# Work required
Filtering the records below, copy only those lines that include the word "entries".

# Extracted material
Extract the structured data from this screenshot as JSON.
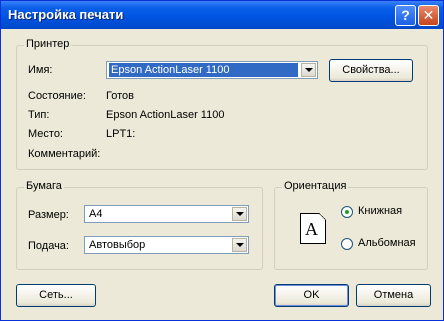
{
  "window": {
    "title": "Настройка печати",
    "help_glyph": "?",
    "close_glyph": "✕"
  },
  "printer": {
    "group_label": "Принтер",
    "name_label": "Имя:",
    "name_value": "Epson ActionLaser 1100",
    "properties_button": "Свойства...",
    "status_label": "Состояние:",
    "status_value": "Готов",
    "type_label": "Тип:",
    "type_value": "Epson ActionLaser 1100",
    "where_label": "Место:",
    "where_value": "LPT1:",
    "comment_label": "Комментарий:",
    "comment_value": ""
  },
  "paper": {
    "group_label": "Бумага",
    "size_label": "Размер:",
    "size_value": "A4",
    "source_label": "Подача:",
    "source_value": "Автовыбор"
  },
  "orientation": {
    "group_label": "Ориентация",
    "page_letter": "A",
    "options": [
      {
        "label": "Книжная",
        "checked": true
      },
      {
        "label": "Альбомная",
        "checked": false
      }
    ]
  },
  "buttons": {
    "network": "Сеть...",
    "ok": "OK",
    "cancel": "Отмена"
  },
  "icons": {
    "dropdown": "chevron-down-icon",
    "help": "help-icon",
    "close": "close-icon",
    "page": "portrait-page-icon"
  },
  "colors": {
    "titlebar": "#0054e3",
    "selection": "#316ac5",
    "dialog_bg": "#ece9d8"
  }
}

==

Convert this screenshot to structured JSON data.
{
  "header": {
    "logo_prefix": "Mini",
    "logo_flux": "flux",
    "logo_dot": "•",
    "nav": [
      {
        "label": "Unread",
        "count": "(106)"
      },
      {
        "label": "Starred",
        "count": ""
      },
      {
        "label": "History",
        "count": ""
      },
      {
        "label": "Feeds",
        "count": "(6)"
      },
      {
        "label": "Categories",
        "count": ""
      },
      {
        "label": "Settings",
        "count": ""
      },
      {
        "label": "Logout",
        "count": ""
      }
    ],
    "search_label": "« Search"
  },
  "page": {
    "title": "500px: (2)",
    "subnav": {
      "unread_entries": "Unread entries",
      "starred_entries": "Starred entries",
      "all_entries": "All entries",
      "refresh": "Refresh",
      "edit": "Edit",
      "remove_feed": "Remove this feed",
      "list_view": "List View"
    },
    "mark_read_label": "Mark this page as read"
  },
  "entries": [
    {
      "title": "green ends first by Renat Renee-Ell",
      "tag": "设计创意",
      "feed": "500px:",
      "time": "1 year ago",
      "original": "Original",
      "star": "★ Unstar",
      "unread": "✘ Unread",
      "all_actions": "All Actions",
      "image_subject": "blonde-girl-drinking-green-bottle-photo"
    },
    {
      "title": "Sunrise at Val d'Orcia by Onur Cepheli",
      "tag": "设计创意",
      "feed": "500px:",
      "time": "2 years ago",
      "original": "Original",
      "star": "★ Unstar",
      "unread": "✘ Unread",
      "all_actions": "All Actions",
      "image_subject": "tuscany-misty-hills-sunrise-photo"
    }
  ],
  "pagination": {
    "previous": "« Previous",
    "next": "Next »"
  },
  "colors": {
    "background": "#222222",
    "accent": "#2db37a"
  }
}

# Exercise solution
      "unread_entries": "Unread entries",
      "starred_entries": "Starred entries",
      "all_entries": "All entries",
  "entries": [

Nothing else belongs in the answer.